- Task material -
◇ ◇ ◇

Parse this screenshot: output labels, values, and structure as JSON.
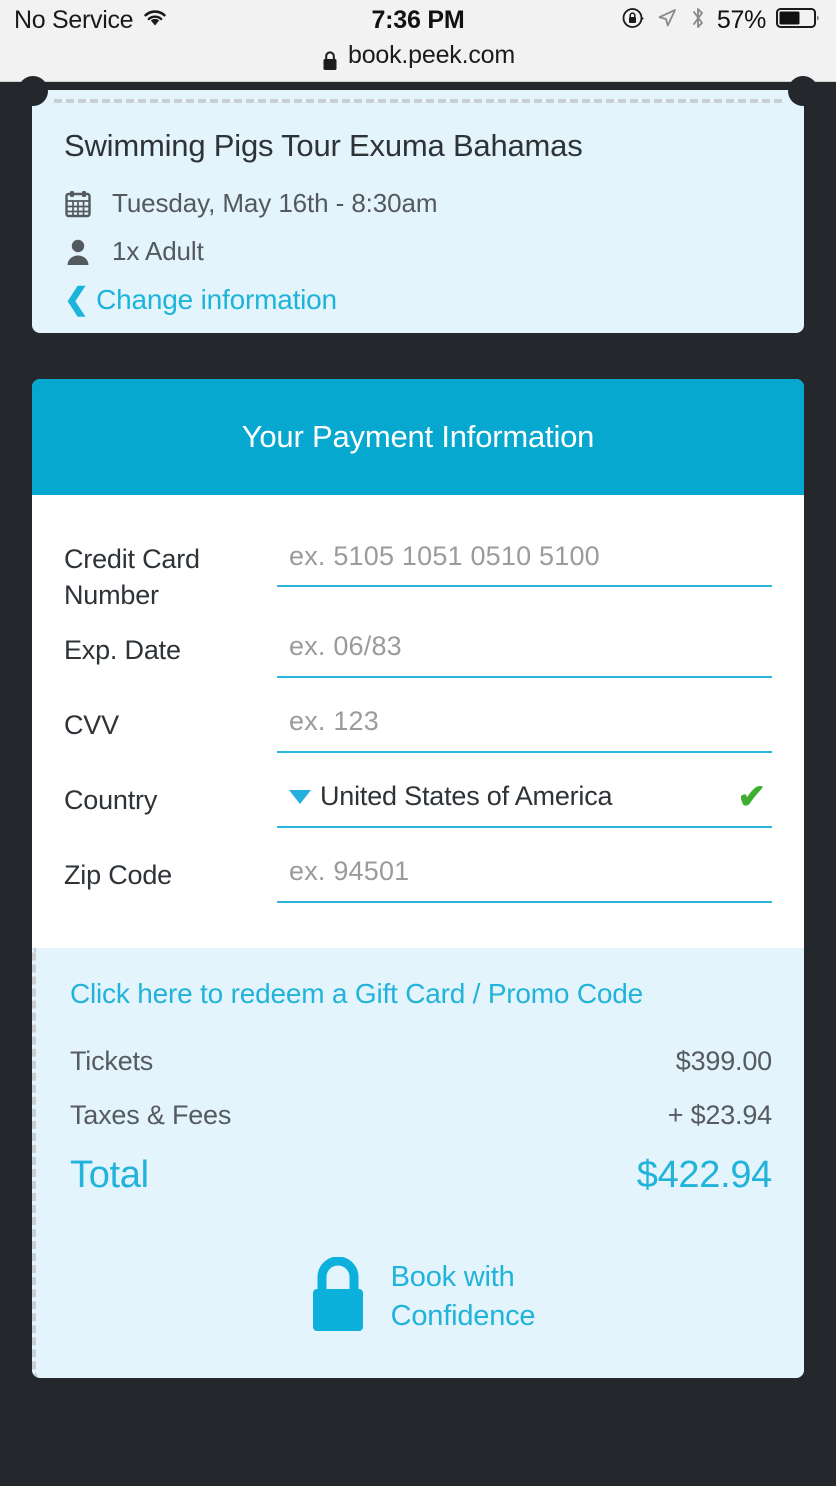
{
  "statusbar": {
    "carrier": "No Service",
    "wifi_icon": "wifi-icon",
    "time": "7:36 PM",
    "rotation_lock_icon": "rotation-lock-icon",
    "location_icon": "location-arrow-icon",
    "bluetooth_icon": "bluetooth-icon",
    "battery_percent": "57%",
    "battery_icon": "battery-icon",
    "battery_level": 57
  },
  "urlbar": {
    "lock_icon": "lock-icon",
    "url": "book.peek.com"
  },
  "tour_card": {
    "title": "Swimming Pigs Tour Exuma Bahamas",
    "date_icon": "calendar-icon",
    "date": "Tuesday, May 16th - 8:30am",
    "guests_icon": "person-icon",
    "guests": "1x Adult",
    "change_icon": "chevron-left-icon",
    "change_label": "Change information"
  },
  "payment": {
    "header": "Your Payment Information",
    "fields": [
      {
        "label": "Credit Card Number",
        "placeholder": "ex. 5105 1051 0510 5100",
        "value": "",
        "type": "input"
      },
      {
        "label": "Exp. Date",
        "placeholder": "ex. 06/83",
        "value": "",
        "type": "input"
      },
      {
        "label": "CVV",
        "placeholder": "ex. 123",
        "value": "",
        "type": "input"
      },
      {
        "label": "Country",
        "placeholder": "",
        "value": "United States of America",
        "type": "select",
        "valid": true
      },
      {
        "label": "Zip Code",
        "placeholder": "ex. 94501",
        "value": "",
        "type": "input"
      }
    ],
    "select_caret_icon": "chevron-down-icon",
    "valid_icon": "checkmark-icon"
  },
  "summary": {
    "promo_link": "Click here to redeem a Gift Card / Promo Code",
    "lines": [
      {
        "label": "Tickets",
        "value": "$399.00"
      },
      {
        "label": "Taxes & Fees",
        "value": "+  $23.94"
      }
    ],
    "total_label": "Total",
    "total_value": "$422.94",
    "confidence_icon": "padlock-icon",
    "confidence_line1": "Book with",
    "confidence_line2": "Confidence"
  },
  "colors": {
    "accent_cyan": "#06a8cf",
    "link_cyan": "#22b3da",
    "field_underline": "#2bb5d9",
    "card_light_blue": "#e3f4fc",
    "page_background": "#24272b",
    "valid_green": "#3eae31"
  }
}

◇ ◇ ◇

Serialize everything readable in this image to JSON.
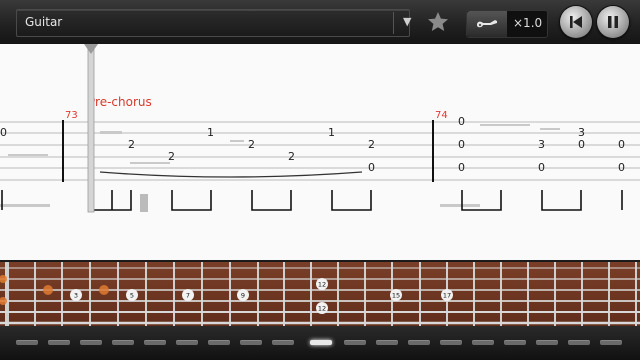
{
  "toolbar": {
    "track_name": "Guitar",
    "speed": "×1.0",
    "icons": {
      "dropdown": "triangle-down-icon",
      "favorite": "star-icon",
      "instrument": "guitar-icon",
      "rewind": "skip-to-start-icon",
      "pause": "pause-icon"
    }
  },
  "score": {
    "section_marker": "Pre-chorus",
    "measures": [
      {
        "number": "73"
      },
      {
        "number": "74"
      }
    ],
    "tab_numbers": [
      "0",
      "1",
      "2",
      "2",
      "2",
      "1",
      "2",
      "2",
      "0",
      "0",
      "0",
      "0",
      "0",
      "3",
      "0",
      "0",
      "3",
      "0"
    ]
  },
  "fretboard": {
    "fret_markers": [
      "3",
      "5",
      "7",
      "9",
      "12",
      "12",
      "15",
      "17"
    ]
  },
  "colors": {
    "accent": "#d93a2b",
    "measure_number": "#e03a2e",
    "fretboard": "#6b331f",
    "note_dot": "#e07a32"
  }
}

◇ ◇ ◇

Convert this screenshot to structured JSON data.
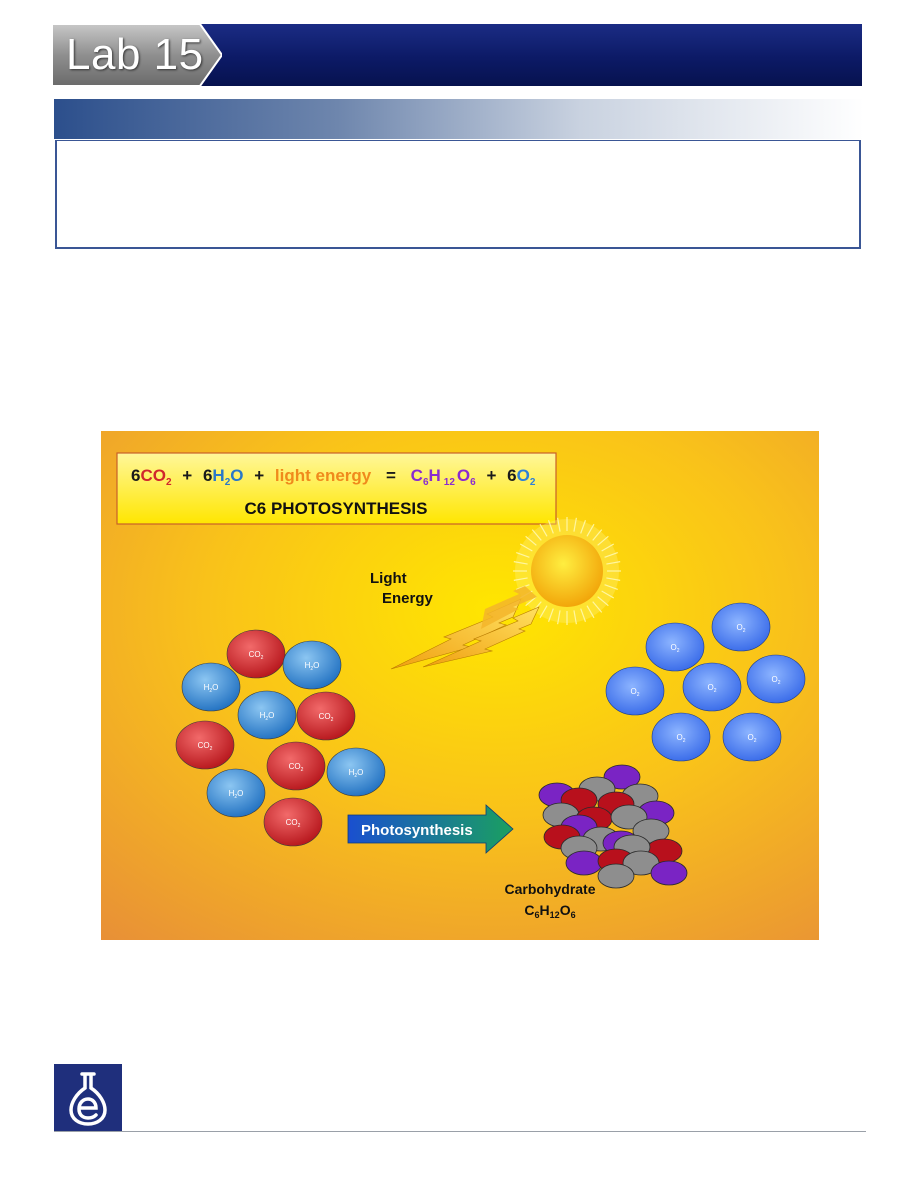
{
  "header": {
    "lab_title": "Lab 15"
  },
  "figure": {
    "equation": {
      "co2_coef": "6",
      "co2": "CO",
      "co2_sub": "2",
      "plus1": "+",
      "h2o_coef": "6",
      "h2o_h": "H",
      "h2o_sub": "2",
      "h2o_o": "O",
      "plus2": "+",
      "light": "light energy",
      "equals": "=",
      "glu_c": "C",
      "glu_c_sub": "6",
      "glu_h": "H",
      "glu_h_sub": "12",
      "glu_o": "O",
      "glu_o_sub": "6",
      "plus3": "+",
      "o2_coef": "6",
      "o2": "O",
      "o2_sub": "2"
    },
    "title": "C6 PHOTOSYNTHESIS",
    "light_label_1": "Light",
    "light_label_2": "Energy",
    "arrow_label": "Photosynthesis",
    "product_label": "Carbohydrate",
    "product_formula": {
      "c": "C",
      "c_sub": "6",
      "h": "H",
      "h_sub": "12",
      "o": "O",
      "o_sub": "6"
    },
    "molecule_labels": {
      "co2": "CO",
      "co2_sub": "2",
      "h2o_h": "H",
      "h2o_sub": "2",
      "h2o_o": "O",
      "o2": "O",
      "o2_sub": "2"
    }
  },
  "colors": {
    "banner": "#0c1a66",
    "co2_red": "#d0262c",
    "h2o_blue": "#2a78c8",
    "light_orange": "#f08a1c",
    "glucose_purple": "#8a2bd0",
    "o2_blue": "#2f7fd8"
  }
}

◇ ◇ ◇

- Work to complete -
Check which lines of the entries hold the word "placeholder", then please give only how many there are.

- Response area -
5